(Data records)
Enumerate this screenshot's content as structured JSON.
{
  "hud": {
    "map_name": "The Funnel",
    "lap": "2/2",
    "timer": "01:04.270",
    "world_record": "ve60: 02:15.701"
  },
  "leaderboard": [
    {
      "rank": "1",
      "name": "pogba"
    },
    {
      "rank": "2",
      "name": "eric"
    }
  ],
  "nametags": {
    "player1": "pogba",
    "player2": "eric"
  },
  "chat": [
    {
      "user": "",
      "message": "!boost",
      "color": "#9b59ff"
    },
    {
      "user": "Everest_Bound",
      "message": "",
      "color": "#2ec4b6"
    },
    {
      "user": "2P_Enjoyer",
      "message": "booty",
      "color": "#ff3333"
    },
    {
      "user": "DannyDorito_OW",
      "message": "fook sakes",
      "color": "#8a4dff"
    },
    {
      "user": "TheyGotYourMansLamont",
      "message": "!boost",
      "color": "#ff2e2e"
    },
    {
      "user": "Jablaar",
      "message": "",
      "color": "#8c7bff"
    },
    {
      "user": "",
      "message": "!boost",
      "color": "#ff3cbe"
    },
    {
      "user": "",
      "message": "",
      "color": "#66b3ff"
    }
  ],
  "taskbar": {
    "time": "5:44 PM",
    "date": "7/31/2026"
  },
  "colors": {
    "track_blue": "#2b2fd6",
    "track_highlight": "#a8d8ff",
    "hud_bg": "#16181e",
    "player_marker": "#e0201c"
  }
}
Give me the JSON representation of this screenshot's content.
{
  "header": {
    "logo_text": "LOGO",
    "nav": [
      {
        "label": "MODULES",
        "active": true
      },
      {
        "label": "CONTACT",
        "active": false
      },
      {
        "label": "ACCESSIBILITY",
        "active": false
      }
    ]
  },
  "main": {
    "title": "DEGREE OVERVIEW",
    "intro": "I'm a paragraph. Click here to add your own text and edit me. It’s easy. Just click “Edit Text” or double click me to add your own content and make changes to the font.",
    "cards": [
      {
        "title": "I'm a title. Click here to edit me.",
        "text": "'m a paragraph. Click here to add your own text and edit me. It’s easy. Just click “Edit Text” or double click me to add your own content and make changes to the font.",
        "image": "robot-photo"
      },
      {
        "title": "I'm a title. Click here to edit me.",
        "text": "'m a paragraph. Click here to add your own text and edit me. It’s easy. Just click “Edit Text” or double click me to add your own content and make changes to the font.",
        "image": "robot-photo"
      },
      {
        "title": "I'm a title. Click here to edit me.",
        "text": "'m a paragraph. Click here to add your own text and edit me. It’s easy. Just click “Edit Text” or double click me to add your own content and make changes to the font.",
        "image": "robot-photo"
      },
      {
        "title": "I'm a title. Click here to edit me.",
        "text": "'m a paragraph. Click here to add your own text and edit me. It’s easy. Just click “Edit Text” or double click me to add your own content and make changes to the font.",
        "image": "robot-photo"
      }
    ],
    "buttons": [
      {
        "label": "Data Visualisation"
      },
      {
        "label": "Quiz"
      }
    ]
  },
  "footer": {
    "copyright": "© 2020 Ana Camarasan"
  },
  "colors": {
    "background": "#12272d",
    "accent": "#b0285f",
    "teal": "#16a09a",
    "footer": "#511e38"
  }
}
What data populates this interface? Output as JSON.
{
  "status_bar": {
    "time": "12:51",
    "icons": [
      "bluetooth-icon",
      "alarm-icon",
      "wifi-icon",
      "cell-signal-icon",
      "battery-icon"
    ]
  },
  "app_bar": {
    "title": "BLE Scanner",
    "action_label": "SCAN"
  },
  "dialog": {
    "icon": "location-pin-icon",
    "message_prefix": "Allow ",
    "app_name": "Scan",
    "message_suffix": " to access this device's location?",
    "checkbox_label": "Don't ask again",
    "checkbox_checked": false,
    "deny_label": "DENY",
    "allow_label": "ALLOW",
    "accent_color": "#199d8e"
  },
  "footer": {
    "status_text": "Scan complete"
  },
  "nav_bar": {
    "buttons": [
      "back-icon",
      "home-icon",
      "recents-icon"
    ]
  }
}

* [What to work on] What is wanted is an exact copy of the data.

* [Result for this exercise]
Enumerate this screenshot's content as structured JSON.
{
  "hud": {
    "map_name": "The Funnel",
    "lap": "2/2",
    "timer": "01:04.270",
    "world_record": "ve60: 02:15.701"
  },
  "leaderboard": [
    {
      "rank": "1",
      "name": "pogba"
    },
    {
      "rank": "2",
      "name": "eric"
    }
  ],
  "nametags": {
    "player1": "pogba",
    "player2": "eric"
  },
  "chat": [
    {
      "user": "",
      "message": "!boost",
      "color": "#9b59ff"
    },
    {
      "user": "Everest_Bound",
      "message": "",
      "color": "#2ec4b6"
    },
    {
      "user": "2P_Enjoyer",
      "message": "booty",
      "color": "#ff3333"
    },
    {
      "user": "DannyDorito_OW",
      "message": "fook sakes",
      "color": "#8a4dff"
    },
    {
      "user": "TheyGotYourMansLamont",
      "message": "!boost",
      "color": "#ff2e2e"
    },
    {
      "user": "Jablaar",
      "message": "",
      "color": "#8c7bff"
    },
    {
      "user": "",
      "message": "!boost",
      "color": "#ff3cbe"
    },
    {
      "user": "",
      "message": "",
      "color": "#66b3ff"
    }
  ],
  "taskbar": {
    "time": "5:44 PM",
    "date": "7/31/2026"
  },
  "colors": {
    "track_blue": "#2b2fd6",
    "track_highlight": "#a8d8ff",
    "hud_bg": "#16181e",
    "player_marker": "#e0201c"
  }
}
Give me the JSON representation of this screenshot's content.
{
  "header": {
    "logo_text": "LOGO",
    "nav": [
      {
        "label": "MODULES",
        "active": true
      },
      {
        "label": "CONTACT",
        "active": false
      },
      {
        "label": "ACCESSIBILITY",
        "active": false
      }
    ]
  },
  "main": {
    "title": "DEGREE OVERVIEW",
    "intro": "I'm a paragraph. Click here to add your own text and edit me. It’s easy. Just click “Edit Text” or double click me to add your own content and make changes to the font.",
    "cards": [
      {
        "title": "I'm a title. Click here to edit me.",
        "text": "'m a paragraph. Click here to add your own text and edit me. It’s easy. Just click “Edit Text” or double click me to add your own content and make changes to the font.",
        "image": "robot-photo"
      },
      {
        "title": "I'm a title. Click here to edit me.",
        "text": "'m a paragraph. Click here to add your own text and edit me. It’s easy. Just click “Edit Text” or double click me to add your own content and make changes to the font.",
        "image": "robot-photo"
      },
      {
        "title": "I'm a title. Click here to edit me.",
        "text": "'m a paragraph. Click here to add your own text and edit me. It’s easy. Just click “Edit Text” or double click me to add your own content and make changes to the font.",
        "image": "robot-photo"
      },
      {
        "title": "I'm a title. Click here to edit me.",
        "text": "'m a paragraph. Click here to add your own text and edit me. It’s easy. Just click “Edit Text” or double click me to add your own content and make changes to the font.",
        "image": "robot-photo"
      }
    ],
    "buttons": [
      {
        "label": "Data Visualisation"
      },
      {
        "label": "Quiz"
      }
    ]
  },
  "footer": {
    "copyright": "© 2020 Ana Camarasan"
  },
  "colors": {
    "background": "#12272d",
    "accent": "#b0285f",
    "teal": "#16a09a",
    "footer": "#511e38"
  }
}
What data populates this interface? Output as JSON.
{
  "status_bar": {
    "time": "12:51",
    "icons": [
      "bluetooth-icon",
      "alarm-icon",
      "wifi-icon",
      "cell-signal-icon",
      "battery-icon"
    ]
  },
  "app_bar": {
    "title": "BLE Scanner",
    "action_label": "SCAN"
  },
  "dialog": {
    "icon": "location-pin-icon",
    "message_prefix": "Allow ",
    "app_name": "Scan",
    "message_suffix": " to access this device's location?",
    "checkbox_label": "Don't ask again",
    "checkbox_checked": false,
    "deny_label": "DENY",
    "allow_label": "ALLOW",
    "accent_color": "#199d8e"
  },
  "footer": {
    "status_text": "Scan complete"
  },
  "nav_bar": {
    "buttons": [
      "back-icon",
      "home-icon",
      "recents-icon"
    ]
  }
}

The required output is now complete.